Taking the time to pre-heat your water will go great lengths in improving the taste of your coffee. Aside from reducing the time the moka pot is sitting on the heat, pre-boiling your water before adding it to the chamber lessens the odds of burnt grounds and bitter tasting coffee.
4. Add Water and Coffee Ground
Begin by filling the bottom section of your Moka pot with pre-boiled, filtered or bottled water up to underneath the valve. Add coffee grounds to your filter basket, and level off the contents. Resist the urge to press, or tamp the coffee grounds down into the basket. Additionally, avoid overfilling the basket, or building a “coffee mountain”
5. Brew Espresso-like Coffee
Screw the parts of the pot back together using a towel to avoid burning your hands and, with the lid open, place the moka pot over medium heat. When the coffee starts gushing out of the spout, it has a temperature of around 60 degrees Celsius, after that the temperature will rise exponentially, which results in bitterness. You can avoid this by removing the Moka pot from the heat when the coffee has filled half the vessel or, if you have a thermometer handy, when the output reaches 75 degrees Celsius. Run the base under cold tap water to stop the extraction. Don’t get distracted and leave the moka pot on the heat until you hear the gurgle to avoid a bitter ending. Give the contents a good stir before serving, and enjoy black or with milk.
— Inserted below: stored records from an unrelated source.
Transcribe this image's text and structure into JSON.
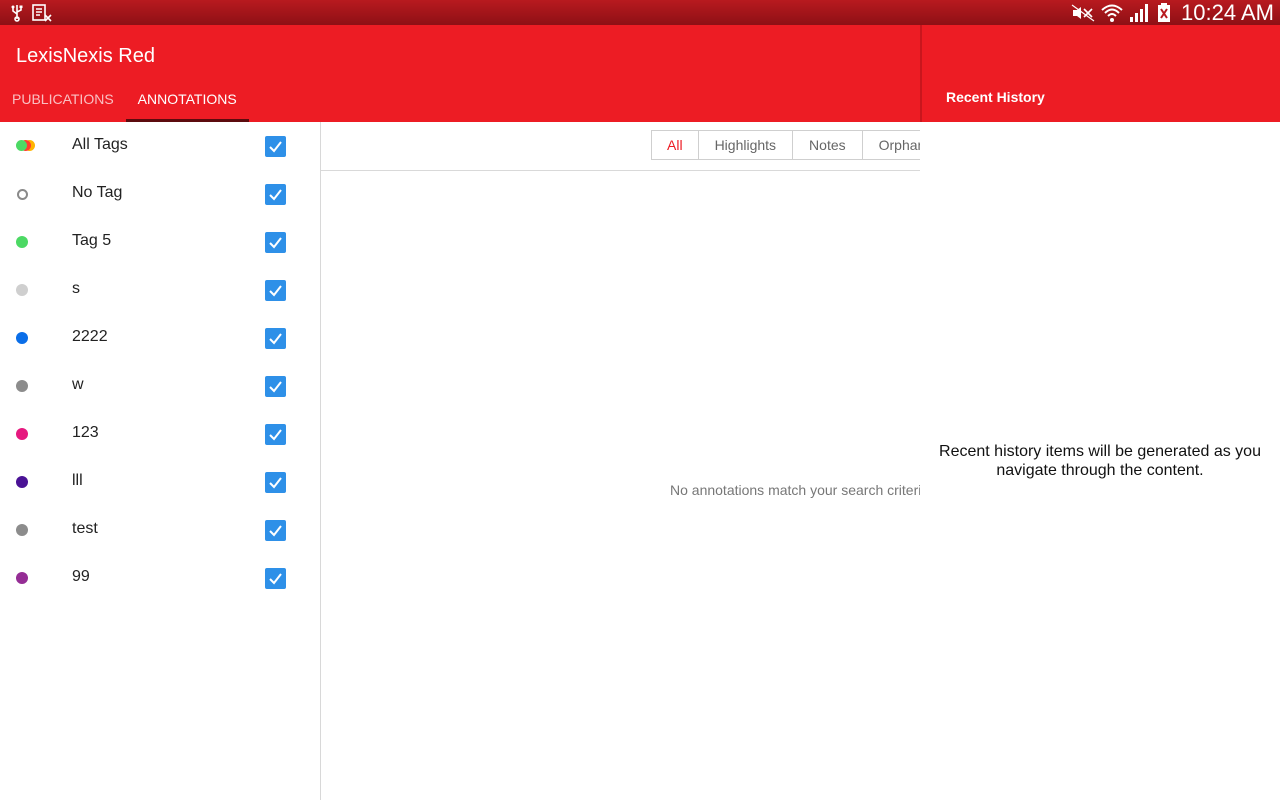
{
  "status_bar": {
    "time": "10:24 AM",
    "left_icons": [
      "usb-icon",
      "document-x-icon"
    ],
    "right_icons": [
      "mute-icon",
      "wifi-icon",
      "signal-icon",
      "battery-icon"
    ]
  },
  "app": {
    "title": "LexisNexis Red",
    "accent_color": "#ed1c24",
    "tabs": [
      {
        "label": "PUBLICATIONS",
        "active": false
      },
      {
        "label": "ANNOTATIONS",
        "active": true
      }
    ]
  },
  "tags": [
    {
      "label": "All Tags",
      "dot": "multi",
      "colors": [
        "#4cd964",
        "#ff3b30",
        "#ffb400"
      ],
      "checked": true
    },
    {
      "label": "No Tag",
      "dot": "hollow",
      "color": "#8a8a8a",
      "checked": true
    },
    {
      "label": "Tag 5",
      "dot": "solid",
      "color": "#4cd964",
      "checked": true
    },
    {
      "label": "s",
      "dot": "solid",
      "color": "#cfcfcf",
      "checked": true
    },
    {
      "label": "2222",
      "dot": "solid",
      "color": "#0a6ee8",
      "checked": true
    },
    {
      "label": "w",
      "dot": "solid",
      "color": "#8c8c8c",
      "checked": true
    },
    {
      "label": "123",
      "dot": "solid",
      "color": "#e6197f",
      "checked": true
    },
    {
      "label": "lll",
      "dot": "solid",
      "color": "#4a1295",
      "checked": true
    },
    {
      "label": "test",
      "dot": "solid",
      "color": "#8c8c8c",
      "checked": true
    },
    {
      "label": "99",
      "dot": "solid",
      "color": "#952d95",
      "checked": true
    }
  ],
  "filters": [
    {
      "label": "All",
      "active": true
    },
    {
      "label": "Highlights",
      "active": false
    },
    {
      "label": "Notes",
      "active": false
    },
    {
      "label": "Orphans",
      "active": false
    }
  ],
  "empty_message": "No annotations match your search criteria",
  "recent_history": {
    "title": "Recent History",
    "message": "Recent history items will be generated as you navigate through the content."
  }
}
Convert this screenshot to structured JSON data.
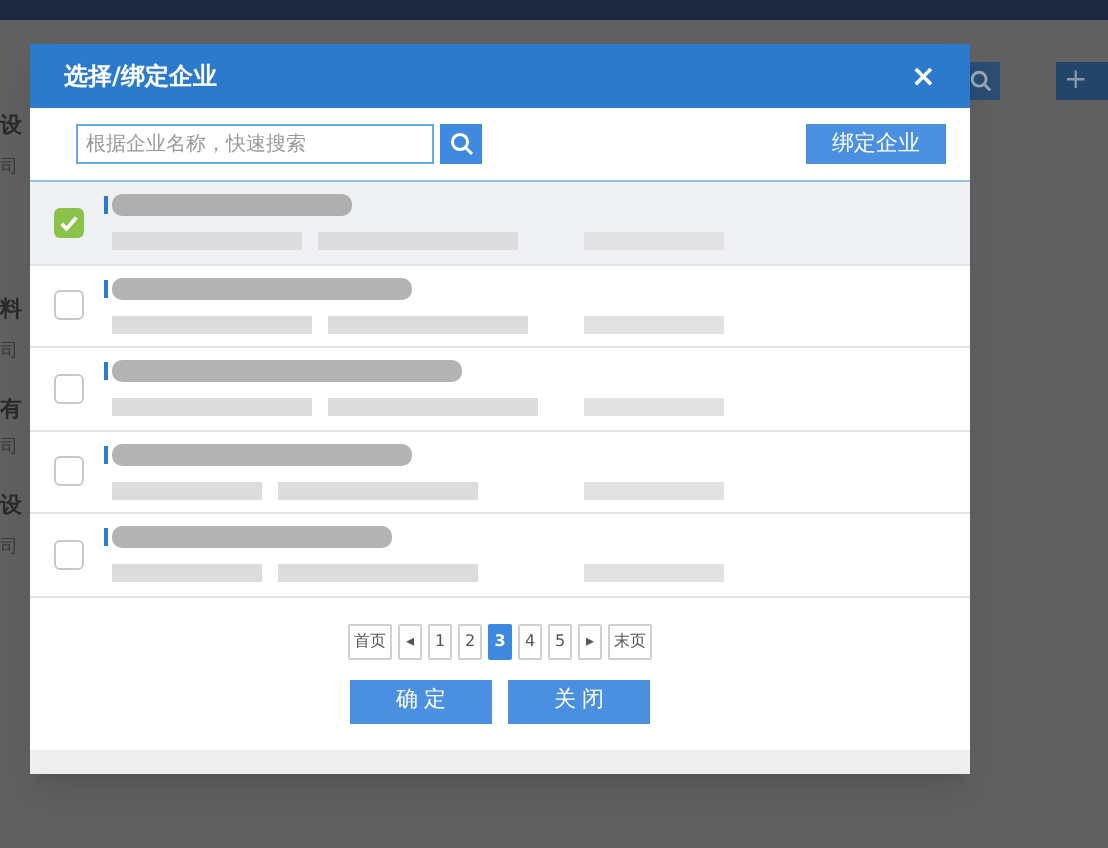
{
  "background_page": {
    "labels": [
      "设",
      "司",
      "料",
      "司",
      "有",
      "司",
      "设",
      "司"
    ],
    "add_button": "+"
  },
  "dialog": {
    "title": "选择/绑定企业",
    "close": "×",
    "search": {
      "placeholder": "根据企业名称，快速搜索"
    },
    "bind_button": "绑定企业",
    "rows": [
      {
        "checked": true,
        "selected": true
      },
      {
        "checked": false,
        "selected": false
      },
      {
        "checked": false,
        "selected": false
      },
      {
        "checked": false,
        "selected": false
      },
      {
        "checked": false,
        "selected": false
      }
    ],
    "pagination": [
      {
        "label": "首页",
        "selected": false
      },
      {
        "label": "◂",
        "selected": false
      },
      {
        "label": "1",
        "selected": false
      },
      {
        "label": "2",
        "selected": false
      },
      {
        "label": "3",
        "selected": true
      },
      {
        "label": "4",
        "selected": false
      },
      {
        "label": "5",
        "selected": false
      },
      {
        "label": "▸",
        "selected": false
      },
      {
        "label": "末页",
        "selected": false
      }
    ],
    "buttons": [
      "确 定",
      "关 闭"
    ]
  }
}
Tools to Improve Brewing with a Moka Pot
There are some limitations that are inherent with any method of brewing coffee. For making stovetop coffee, this includes the difficulty of controlling the water temperature, which puts coffee lovers in a bit of a pickle. Finding that sweet spot to remove the moka pot from the heat before it starts extracting bitterness is tricky. By following the steps outlined in this article, though, you will be more likely to receive good results.
If you are struggling with hitting the correct water temperature, it may be worth your while to invest in an affordable thermometer, such as the Inkbird Food Thermometer, to gain more control.While the moka pot doesn’t give much room to experiment with brewing recipes due to the limited size of the water chamber and coffee collector, there are a few other tools available that will improve your overall moka pot experience and reduce bitterness, such as paper filters. With or without an extra filter, by following the simple instructions listed here, you’ll be well on your way to enjoying a consistently delicious cup of espresso-like coffee from the comfort of your own home time and time, again.